What causes Perthes disease? The cause is unknown and the disease is not inherited in most patients. A very small number of patients have another family member with Perthes.
Should I expect a lot of complaints of pain? Pain generally suggests that there is hip joint inflammation, which can be caused by too much activity. The amount of pain experienced by a child with Perthes disease varies from patient to patient. Some patients complain of activity-related pain or night pain only. Your child may complain of groin, thigh or knee pain. They may have restricted movement and a mild limp. You and your child’s doctor will discuss how to manage pain.
What is the time frame of Perthes? Perthes disease has four stages. In general, it may take three to five years for a patient to go from the initial stage to the healed stage of the disease. The length of each stage can vary.
What activities can my child do? Your child’s doctor will help you determine the activities that are safe. The answer will depend on the stage of the disease, symptoms and hip joint stiffness.
What are long-term effects of Perthes disease? Most children have occasional periods of increased pain and stiffness for six months to two years. Most children will return to typical activities and sports once healed. However, some children may be at risk for developing arthritis as adults. Children’s hips that grow back irregularly will have more symptoms, such as pain and hip stiffness, and a greater risk of arthritis later in life.
Will my child be able to participate in physical activities? Even with a deformed femoral head, most patients can perform daily activities and sports’ activities once the hip has healed.
Is hip replacement an option?

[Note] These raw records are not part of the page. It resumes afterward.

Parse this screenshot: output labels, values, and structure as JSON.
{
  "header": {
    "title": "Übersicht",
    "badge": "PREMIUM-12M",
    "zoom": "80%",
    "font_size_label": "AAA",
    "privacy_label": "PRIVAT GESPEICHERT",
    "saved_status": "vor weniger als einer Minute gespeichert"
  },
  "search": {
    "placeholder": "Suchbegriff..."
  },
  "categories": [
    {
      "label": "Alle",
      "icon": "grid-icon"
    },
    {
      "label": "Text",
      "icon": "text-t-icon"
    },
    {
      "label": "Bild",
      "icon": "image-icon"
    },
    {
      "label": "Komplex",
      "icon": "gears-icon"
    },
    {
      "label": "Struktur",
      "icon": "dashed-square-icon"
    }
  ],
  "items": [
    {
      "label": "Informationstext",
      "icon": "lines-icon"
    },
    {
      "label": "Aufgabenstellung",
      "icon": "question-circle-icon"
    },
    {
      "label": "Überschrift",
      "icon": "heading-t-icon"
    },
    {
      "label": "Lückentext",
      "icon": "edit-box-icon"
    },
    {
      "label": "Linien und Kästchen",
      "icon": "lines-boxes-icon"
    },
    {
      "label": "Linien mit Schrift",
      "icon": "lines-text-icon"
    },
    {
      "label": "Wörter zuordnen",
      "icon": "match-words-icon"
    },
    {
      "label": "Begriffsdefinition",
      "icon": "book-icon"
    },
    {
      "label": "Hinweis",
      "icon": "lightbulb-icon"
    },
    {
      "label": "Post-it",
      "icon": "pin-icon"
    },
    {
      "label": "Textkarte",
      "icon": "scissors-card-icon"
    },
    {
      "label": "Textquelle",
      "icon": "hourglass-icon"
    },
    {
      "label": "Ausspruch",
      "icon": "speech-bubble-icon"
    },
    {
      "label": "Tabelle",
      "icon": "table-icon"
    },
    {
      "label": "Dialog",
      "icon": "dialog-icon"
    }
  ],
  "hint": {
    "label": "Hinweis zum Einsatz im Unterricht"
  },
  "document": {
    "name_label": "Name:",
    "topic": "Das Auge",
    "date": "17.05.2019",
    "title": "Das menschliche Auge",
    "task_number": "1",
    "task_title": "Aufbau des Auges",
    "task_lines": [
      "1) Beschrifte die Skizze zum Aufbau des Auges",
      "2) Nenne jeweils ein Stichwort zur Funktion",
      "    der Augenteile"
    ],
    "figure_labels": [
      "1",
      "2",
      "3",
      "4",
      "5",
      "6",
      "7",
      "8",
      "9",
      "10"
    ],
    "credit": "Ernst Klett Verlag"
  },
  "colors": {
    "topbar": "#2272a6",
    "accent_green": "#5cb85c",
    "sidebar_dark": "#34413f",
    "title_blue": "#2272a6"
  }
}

Hip replacement is not a surgery for children. Only when a patient develops painful degenerative arthritis later in adulthood is the surgery recommended.